Other walks nearby
Walk 2071 Ivinghoe Beacon and the Bridgewater Monument from Tring - easy/mod - 8.0 miles/13 km
Walk 3025 Ashridge Estate Circular - easy - 4.5 miles/7.3 km
Walk 1999 The Chilterns above Tring - moderate - 12.0 miles/19.5 km
Walk 2399 The Chilterns above Tring (short version) - easy/mod - 8.0 miles/13 km
Walk 2064 Ivinghoe Beacon from the Ashridge Estate - easy/mod - 6.5 miles/10.6 km
Walk 1007 The Ashridge Estate circular - easy/mod - 6.0 miles/9.8 km
Walk 3098 Wendover Woods from Tring - easy/mod - 7.5 miles/12.2 km
Walk 3503 Circular from Berkhamsted - easy - 4.0 miles/6.5 km
Walk 1297 Berkhamsted and Northchurch Commons - easy - 5.0 miles/8.1 km
Walk 1399 Berkhamsted & Northchurch Commons - easy - 5.5 miles/8.9 km
Recommended Books & eBooks
Walking in the Chilterns

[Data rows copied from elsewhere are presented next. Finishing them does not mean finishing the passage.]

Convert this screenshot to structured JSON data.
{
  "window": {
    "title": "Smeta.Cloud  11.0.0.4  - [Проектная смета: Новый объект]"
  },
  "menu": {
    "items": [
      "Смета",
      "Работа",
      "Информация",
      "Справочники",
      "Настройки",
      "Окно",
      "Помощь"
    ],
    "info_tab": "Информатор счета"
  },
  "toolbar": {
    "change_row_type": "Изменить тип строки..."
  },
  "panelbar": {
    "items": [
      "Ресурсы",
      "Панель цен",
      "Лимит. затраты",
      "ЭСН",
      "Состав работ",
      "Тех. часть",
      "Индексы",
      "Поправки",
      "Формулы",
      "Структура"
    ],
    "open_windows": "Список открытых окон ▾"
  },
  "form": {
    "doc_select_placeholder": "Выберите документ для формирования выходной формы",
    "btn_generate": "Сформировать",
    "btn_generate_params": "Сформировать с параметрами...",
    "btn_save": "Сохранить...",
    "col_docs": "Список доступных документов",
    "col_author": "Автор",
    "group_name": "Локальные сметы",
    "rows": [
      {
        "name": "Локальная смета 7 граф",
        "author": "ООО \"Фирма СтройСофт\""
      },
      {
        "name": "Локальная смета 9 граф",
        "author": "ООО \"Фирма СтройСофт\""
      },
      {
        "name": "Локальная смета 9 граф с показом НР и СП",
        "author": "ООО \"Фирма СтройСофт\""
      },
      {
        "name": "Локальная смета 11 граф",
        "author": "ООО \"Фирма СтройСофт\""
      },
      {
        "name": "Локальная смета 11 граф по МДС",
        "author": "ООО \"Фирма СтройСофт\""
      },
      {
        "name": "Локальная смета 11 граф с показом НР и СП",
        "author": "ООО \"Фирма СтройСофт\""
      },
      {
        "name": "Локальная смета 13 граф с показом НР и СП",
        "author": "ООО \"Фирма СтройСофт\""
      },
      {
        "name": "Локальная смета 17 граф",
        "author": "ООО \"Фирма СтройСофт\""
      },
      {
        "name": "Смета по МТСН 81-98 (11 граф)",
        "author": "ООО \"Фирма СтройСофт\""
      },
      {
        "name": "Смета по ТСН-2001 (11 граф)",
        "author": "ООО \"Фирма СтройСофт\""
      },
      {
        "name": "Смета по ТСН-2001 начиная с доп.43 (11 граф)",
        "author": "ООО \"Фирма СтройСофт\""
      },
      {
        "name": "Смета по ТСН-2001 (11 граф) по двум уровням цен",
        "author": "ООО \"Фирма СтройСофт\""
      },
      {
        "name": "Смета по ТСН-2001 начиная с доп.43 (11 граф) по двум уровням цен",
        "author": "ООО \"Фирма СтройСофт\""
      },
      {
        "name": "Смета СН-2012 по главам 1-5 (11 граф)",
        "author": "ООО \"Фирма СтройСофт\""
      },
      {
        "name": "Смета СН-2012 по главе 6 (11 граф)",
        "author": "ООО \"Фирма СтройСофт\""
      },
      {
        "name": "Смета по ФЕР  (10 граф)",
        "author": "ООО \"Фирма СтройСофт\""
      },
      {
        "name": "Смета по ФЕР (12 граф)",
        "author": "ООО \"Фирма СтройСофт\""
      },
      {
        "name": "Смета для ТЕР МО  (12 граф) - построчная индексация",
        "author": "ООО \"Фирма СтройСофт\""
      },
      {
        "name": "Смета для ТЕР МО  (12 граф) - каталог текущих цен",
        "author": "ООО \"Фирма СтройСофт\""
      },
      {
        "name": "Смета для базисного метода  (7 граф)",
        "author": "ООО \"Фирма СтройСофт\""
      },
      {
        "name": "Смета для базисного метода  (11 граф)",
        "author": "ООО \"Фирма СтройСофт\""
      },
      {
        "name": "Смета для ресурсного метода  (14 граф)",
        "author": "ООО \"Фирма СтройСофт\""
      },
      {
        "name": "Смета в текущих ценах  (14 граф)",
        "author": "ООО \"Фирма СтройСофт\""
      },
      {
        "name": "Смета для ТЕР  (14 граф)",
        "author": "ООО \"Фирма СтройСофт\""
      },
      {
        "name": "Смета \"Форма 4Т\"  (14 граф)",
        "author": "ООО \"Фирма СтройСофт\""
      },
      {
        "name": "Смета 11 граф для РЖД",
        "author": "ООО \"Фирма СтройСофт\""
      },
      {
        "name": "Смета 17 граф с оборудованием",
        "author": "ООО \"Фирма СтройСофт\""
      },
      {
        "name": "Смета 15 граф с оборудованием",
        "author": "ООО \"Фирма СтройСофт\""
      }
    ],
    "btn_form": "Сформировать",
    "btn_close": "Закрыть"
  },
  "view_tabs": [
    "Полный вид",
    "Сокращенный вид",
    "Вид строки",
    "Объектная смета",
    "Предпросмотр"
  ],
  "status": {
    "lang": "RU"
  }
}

A guidebook to 35 walks in the Chiltern Hills of southern England. These chalk hills and ancient woodlands stretch from Reading and the Thames valley through Oxfordshire, Buckinghamshire and Hertfordshire to Luton. Walking in the Chilterns - an Area of Outstanding Natural Beauty - for walkers of all abilities, with walks from 4 to 12 miles long.
Map and Compass
An instructive guidebook explaining map and compass techniques, to help readers enhance their outdoor experiences. Whether you are experienced in map-reading, or have never used a compass before, this guidebook will sharpen your skills and have you exploring new areas in no time. There are also tips for GPS and digital mapping technologies.